UK: In the wake of the UK’s decision to leave the EU, budget airlines have been making moves to signal what their next step will be.
Are the UK’s budget airlines planning on flying away?
Ryanair has announced that all 50 of its new fleet will be stationed outside of the UK. EasyJet has also taken the decision to move it's repairs to Malta.
Many airlines have and are looking into the possibility of obtaining an operator's license from an EU country.
As it stands, the long-term and lasting effects of BREXIT (a British exit from the EU) are as yet unknown.
That leaves airlines based in the UK in a tricky situation. Without knowing the full extent of what will be negotiated by the UK Government, they are unable to make a concrete plan as to how they move forward.
If plans from the Scottish Government to drop air passenger duty come to fruition, then, that might act as an incentive to stay in the UK and continue to invest.
Ryanair Boss, Michael O’Leary, has said that if that is the case then he would “invest in Scotland the following day.”
If the Scottish set the trend, then the English might well follow, dropping the air duty in England, might take the but out of the bark of Brexit for the airline industry.
Along with possible the changing of legislation in Scotland, the low-cost carriers actions have yet to see a downturn in the number of routes being flown. Ryanair has announced that they will now serve Madrid from Newcastle, after a successful summer at the North- East airport.

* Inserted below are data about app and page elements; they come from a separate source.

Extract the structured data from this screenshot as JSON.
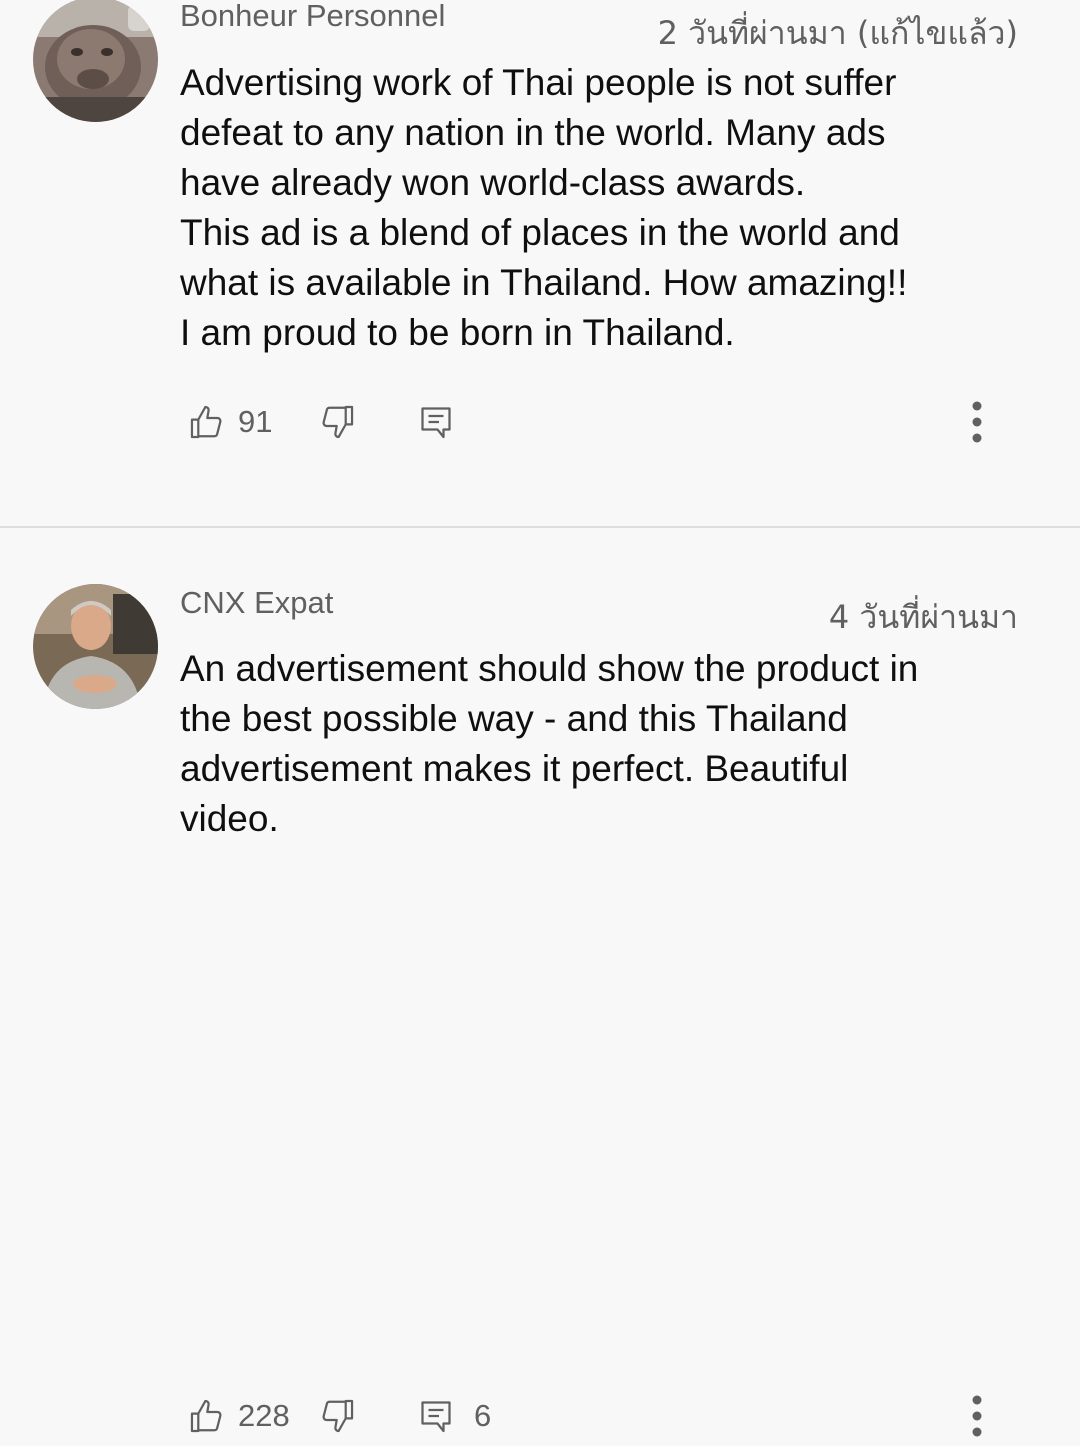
{
  "comments": [
    {
      "author": "Bonheur Personnel",
      "time": "2 วันที่ผ่านมา (แก้ไขแล้ว)",
      "text": "Advertising work of Thai people is not suffer\ndefeat to any nation in the world.  Many ads\nhave already won world-class awards.\nThis ad is a blend of places in the world and\nwhat is available in Thailand.  How amazing!!\nI am proud to be born in Thailand.",
      "likes": "91",
      "replies": ""
    },
    {
      "author": "CNX Expat",
      "time": "4 วันที่ผ่านมา",
      "text": "An advertisement should show the product in\nthe best possible way - and this Thailand\nadvertisement makes it perfect. Beautiful\nvideo.",
      "likes": "228",
      "replies": "6"
    }
  ],
  "icons": {
    "like": "thumbs-up-icon",
    "dislike": "thumbs-down-icon",
    "reply": "reply-comment-icon",
    "more": "more-vertical-icon"
  },
  "colors": {
    "background": "#f8f8f8",
    "secondary_text": "#606060",
    "primary_text": "#0f0f0f",
    "divider": "#dedede"
  }
}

The route will open for summer 2017, by which time, there should be some clarity on what BREXIT means.
Written by: Team Flight-Delayed.co.uk